- TASK DESCRIPTION: Report each line of the entries that includes "JSON" by copying it.

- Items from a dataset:
^^^^^^^^^^^^^^^^

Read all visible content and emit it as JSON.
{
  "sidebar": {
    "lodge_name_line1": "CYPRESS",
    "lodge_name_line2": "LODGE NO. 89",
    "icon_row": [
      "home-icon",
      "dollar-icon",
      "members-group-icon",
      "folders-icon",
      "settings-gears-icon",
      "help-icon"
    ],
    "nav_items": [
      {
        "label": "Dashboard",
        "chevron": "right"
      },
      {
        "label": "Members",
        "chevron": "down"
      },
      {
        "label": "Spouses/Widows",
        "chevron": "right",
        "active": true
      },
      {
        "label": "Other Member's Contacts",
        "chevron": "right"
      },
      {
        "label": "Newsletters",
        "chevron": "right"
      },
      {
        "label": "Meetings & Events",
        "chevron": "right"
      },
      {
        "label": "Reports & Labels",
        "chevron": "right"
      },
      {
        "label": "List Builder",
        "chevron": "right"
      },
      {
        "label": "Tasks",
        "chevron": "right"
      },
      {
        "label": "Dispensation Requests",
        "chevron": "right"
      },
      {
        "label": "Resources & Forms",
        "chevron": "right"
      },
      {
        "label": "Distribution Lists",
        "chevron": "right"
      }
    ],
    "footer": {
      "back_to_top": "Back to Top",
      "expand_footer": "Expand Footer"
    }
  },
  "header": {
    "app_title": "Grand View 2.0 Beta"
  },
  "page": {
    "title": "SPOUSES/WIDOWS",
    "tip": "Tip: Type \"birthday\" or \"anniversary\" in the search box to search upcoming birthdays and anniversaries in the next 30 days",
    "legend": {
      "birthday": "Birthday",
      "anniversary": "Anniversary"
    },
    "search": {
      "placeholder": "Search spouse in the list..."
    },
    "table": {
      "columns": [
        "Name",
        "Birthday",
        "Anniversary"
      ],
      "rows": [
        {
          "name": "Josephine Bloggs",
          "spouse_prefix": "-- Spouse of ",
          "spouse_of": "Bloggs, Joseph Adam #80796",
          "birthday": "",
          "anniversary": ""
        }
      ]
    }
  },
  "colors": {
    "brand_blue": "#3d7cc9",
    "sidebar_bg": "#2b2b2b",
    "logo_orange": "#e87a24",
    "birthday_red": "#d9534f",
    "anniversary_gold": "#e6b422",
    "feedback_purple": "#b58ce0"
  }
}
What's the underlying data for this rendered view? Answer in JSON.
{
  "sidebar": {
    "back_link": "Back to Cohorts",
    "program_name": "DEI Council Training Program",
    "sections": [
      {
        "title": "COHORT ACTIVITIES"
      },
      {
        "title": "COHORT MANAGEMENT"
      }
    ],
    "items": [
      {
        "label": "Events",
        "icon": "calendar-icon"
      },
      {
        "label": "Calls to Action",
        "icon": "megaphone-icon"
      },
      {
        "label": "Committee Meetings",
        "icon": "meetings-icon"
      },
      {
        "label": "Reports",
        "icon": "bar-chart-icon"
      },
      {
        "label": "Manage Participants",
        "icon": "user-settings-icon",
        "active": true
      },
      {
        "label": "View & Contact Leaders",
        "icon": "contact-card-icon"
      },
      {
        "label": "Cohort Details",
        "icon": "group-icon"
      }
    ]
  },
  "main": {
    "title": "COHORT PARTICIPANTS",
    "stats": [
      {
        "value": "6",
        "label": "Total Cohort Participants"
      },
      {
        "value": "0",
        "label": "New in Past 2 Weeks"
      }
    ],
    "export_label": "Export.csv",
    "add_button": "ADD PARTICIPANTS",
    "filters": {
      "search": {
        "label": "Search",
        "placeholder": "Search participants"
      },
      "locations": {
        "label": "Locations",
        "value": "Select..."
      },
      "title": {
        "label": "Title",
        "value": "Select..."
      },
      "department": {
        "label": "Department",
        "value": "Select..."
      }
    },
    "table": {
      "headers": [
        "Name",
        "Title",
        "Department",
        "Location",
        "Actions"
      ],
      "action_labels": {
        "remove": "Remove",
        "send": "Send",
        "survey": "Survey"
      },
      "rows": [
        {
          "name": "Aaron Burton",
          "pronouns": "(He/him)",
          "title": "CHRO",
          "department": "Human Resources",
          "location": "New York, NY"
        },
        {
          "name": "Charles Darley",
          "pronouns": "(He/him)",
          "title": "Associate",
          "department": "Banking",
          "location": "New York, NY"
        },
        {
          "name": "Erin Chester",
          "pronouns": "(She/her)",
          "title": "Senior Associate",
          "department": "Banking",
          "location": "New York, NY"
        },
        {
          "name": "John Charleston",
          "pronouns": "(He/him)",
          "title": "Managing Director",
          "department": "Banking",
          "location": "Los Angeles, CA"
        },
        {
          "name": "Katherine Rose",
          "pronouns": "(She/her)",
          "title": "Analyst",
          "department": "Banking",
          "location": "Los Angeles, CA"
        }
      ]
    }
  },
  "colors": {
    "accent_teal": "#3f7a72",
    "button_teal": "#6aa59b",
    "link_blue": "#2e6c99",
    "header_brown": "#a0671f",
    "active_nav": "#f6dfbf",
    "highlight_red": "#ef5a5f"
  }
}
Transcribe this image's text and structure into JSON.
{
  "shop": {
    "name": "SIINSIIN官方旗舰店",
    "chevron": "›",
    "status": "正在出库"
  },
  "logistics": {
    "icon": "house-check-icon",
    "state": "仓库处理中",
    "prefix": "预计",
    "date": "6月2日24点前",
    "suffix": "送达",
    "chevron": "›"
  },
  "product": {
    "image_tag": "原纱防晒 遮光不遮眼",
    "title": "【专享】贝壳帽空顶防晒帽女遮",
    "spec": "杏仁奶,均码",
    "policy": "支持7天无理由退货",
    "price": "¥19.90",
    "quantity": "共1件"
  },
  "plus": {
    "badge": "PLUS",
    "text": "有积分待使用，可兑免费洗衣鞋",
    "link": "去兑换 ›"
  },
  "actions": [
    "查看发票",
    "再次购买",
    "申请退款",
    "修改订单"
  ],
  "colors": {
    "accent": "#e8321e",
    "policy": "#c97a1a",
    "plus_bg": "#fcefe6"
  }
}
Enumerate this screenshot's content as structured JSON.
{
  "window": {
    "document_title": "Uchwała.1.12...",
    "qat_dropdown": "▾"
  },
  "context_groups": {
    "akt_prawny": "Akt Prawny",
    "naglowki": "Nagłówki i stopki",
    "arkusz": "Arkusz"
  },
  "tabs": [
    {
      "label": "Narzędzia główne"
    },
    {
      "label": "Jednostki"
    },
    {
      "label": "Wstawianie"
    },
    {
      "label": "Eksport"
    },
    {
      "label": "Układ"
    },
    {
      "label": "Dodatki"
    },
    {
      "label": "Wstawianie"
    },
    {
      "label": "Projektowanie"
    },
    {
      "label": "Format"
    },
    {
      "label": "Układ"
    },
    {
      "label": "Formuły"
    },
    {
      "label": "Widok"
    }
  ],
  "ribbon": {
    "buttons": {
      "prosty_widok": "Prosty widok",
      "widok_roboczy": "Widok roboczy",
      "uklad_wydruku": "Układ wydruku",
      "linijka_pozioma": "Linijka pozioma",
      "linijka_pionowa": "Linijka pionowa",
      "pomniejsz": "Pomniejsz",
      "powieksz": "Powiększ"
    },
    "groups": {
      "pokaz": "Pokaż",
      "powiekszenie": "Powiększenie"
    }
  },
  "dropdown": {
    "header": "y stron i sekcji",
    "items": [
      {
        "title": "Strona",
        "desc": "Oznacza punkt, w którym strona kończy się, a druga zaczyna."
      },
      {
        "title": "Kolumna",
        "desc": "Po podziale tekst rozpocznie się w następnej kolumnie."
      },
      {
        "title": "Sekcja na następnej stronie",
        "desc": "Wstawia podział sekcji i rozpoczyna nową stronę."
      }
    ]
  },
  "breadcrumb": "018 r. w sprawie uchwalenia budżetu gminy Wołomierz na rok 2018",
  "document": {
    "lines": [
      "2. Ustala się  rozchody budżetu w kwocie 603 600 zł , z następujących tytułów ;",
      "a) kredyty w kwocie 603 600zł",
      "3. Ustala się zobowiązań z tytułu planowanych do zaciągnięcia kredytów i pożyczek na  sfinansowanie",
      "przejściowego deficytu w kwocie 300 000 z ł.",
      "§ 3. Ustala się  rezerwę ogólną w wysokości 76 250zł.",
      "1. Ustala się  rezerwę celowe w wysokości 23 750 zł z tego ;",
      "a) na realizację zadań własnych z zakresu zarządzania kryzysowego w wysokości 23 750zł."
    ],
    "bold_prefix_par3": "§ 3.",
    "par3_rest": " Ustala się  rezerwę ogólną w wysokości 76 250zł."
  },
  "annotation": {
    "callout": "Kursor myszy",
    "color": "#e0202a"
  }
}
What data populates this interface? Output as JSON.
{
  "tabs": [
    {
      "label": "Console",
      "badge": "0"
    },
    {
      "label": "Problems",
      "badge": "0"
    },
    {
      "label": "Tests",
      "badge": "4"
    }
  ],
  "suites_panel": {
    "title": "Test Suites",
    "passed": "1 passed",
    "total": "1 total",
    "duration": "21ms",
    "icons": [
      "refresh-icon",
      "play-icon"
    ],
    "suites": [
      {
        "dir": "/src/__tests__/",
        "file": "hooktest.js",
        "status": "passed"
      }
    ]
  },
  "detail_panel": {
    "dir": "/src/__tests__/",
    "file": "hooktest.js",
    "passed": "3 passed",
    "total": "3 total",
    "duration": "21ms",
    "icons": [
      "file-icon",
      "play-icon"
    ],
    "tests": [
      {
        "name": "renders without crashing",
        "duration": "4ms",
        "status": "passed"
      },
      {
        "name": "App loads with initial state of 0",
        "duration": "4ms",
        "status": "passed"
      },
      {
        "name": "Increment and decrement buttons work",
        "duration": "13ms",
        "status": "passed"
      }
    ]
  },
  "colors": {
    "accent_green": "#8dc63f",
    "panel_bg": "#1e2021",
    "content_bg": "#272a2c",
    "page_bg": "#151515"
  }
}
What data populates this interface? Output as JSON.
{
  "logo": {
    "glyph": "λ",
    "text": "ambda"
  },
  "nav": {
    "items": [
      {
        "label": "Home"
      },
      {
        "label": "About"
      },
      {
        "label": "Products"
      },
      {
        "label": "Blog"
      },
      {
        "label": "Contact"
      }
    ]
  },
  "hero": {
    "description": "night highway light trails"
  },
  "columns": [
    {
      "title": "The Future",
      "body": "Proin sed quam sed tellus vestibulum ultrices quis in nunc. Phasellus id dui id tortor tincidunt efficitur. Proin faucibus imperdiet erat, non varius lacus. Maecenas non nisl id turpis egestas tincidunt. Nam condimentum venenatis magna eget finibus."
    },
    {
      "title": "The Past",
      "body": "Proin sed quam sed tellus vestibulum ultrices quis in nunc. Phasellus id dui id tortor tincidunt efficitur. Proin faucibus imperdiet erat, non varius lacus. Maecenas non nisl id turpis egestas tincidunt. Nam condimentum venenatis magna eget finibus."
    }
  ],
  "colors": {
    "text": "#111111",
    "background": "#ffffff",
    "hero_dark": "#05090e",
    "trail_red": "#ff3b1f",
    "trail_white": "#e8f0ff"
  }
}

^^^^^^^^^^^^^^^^

- YOUR RESPONSE:
Read all visible content and emit it as JSON.
What's the underlying data for this rendered view? Answer in JSON.
Transcribe this image's text and structure into JSON.
Enumerate this screenshot's content as structured JSON.
What data populates this interface? Output as JSON.
What data populates this interface? Output as JSON.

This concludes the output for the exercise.